[Component data from apps and pages]
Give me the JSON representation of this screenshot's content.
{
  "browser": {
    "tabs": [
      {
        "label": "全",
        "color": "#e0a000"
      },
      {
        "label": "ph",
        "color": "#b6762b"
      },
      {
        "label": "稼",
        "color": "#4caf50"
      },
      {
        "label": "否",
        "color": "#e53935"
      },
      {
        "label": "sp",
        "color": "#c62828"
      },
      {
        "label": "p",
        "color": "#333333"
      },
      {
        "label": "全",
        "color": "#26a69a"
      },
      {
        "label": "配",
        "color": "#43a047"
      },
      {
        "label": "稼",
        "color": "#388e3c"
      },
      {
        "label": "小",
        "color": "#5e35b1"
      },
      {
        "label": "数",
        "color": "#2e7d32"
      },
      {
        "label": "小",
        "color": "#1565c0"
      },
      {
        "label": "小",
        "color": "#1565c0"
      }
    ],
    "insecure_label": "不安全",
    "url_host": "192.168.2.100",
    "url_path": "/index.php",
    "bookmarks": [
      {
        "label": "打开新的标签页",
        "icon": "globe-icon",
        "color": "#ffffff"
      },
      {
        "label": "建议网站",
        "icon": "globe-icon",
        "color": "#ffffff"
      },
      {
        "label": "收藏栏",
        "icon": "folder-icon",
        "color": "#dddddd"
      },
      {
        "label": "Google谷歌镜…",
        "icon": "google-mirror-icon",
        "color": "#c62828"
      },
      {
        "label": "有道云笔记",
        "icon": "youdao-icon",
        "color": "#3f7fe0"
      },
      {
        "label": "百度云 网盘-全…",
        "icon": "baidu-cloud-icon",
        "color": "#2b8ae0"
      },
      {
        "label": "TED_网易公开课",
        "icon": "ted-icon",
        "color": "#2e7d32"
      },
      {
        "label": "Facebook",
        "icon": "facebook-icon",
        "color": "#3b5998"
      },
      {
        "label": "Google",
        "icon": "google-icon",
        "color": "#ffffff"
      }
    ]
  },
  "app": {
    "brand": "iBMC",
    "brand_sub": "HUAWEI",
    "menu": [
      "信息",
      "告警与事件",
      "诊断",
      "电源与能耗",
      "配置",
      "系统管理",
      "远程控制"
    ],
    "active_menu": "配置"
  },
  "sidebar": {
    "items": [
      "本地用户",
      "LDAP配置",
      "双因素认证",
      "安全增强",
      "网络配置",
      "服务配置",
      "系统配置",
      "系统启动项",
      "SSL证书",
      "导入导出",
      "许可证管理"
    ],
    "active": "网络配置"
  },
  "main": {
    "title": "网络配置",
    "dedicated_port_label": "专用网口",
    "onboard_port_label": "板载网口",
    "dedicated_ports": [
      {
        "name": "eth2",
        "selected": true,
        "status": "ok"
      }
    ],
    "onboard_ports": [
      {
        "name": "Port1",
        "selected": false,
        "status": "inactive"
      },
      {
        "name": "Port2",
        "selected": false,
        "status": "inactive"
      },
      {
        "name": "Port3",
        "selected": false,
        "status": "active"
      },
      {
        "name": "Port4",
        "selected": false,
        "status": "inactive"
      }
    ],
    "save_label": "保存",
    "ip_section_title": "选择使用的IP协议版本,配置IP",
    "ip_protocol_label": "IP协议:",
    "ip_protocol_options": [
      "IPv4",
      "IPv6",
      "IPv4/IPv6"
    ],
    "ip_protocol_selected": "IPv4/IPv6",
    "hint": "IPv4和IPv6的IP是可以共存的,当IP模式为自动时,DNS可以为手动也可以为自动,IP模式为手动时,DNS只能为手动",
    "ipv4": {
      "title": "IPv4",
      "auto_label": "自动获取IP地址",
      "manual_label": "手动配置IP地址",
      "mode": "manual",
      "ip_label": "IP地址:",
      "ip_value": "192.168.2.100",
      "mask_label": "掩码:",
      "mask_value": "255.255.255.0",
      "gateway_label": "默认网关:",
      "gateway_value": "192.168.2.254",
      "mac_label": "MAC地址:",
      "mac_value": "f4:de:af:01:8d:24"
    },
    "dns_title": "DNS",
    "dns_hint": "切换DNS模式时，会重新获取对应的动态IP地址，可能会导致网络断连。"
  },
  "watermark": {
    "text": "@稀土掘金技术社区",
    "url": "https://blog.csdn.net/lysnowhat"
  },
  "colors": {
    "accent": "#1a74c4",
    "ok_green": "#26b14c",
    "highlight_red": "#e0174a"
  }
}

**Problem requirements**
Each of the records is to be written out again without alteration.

**Answer to this problem**
Give me the JSON representation of this screenshot's content.
{
  "browser": {
    "tabs": [
      {
        "label": "全",
        "color": "#e0a000"
      },
      {
        "label": "ph",
        "color": "#b6762b"
      },
      {
        "label": "稼",
        "color": "#4caf50"
      },
      {
        "label": "否",
        "color": "#e53935"
      },
      {
        "label": "sp",
        "color": "#c62828"
      },
      {
        "label": "p",
        "color": "#333333"
      },
      {
        "label": "全",
        "color": "#26a69a"
      },
      {
        "label": "配",
        "color": "#43a047"
      },
      {
        "label": "稼",
        "color": "#388e3c"
      },
      {
        "label": "小",
        "color": "#5e35b1"
      },
      {
        "label": "数",
        "color": "#2e7d32"
      },
      {
        "label": "小",
        "color": "#1565c0"
      },
      {
        "label": "小",
        "color": "#1565c0"
      }
    ],
    "insecure_label": "不安全",
    "url_host": "192.168.2.100",
    "url_path": "/index.php",
    "bookmarks": [
      {
        "label": "打开新的标签页",
        "icon": "globe-icon",
        "color": "#ffffff"
      },
      {
        "label": "建议网站",
        "icon": "globe-icon",
        "color": "#ffffff"
      },
      {
        "label": "收藏栏",
        "icon": "folder-icon",
        "color": "#dddddd"
      },
      {
        "label": "Google谷歌镜…",
        "icon": "google-mirror-icon",
        "color": "#c62828"
      },
      {
        "label": "有道云笔记",
        "icon": "youdao-icon",
        "color": "#3f7fe0"
      },
      {
        "label": "百度云 网盘-全…",
        "icon": "baidu-cloud-icon",
        "color": "#2b8ae0"
      },
      {
        "label": "TED_网易公开课",
        "icon": "ted-icon",
        "color": "#2e7d32"
      },
      {
        "label": "Facebook",
        "icon": "facebook-icon",
        "color": "#3b5998"
      },
      {
        "label": "Google",
        "icon": "google-icon",
        "color": "#ffffff"
      }
    ]
  },
  "app": {
    "brand": "iBMC",
    "brand_sub": "HUAWEI",
    "menu": [
      "信息",
      "告警与事件",
      "诊断",
      "电源与能耗",
      "配置",
      "系统管理",
      "远程控制"
    ],
    "active_menu": "配置"
  },
  "sidebar": {
    "items": [
      "本地用户",
      "LDAP配置",
      "双因素认证",
      "安全增强",
      "网络配置",
      "服务配置",
      "系统配置",
      "系统启动项",
      "SSL证书",
      "导入导出",
      "许可证管理"
    ],
    "active": "网络配置"
  },
  "main": {
    "title": "网络配置",
    "dedicated_port_label": "专用网口",
    "onboard_port_label": "板载网口",
    "dedicated_ports": [
      {
        "name": "eth2",
        "selected": true,
        "status": "ok"
      }
    ],
    "onboard_ports": [
      {
        "name": "Port1",
        "selected": false,
        "status": "inactive"
      },
      {
        "name": "Port2",
        "selected": false,
        "status": "inactive"
      },
      {
        "name": "Port3",
        "selected": false,
        "status": "active"
      },
      {
        "name": "Port4",
        "selected": false,
        "status": "inactive"
      }
    ],
    "save_label": "保存",
    "ip_section_title": "选择使用的IP协议版本,配置IP",
    "ip_protocol_label": "IP协议:",
    "ip_protocol_options": [
      "IPv4",
      "IPv6",
      "IPv4/IPv6"
    ],
    "ip_protocol_selected": "IPv4/IPv6",
    "hint": "IPv4和IPv6的IP是可以共存的,当IP模式为自动时,DNS可以为手动也可以为自动,IP模式为手动时,DNS只能为手动",
    "ipv4": {
      "title": "IPv4",
      "auto_label": "自动获取IP地址",
      "manual_label": "手动配置IP地址",
      "mode": "manual",
      "ip_label": "IP地址:",
      "ip_value": "192.168.2.100",
      "mask_label": "掩码:",
      "mask_value": "255.255.255.0",
      "gateway_label": "默认网关:",
      "gateway_value": "192.168.2.254",
      "mac_label": "MAC地址:",
      "mac_value": "f4:de:af:01:8d:24"
    },
    "dns_title": "DNS",
    "dns_hint": "切换DNS模式时，会重新获取对应的动态IP地址，可能会导致网络断连。"
  },
  "watermark": {
    "text": "@稀土掘金技术社区",
    "url": "https://blog.csdn.net/lysnowhat"
  },
  "colors": {
    "accent": "#1a74c4",
    "ok_green": "#26b14c",
    "highlight_red": "#e0174a"
  }
}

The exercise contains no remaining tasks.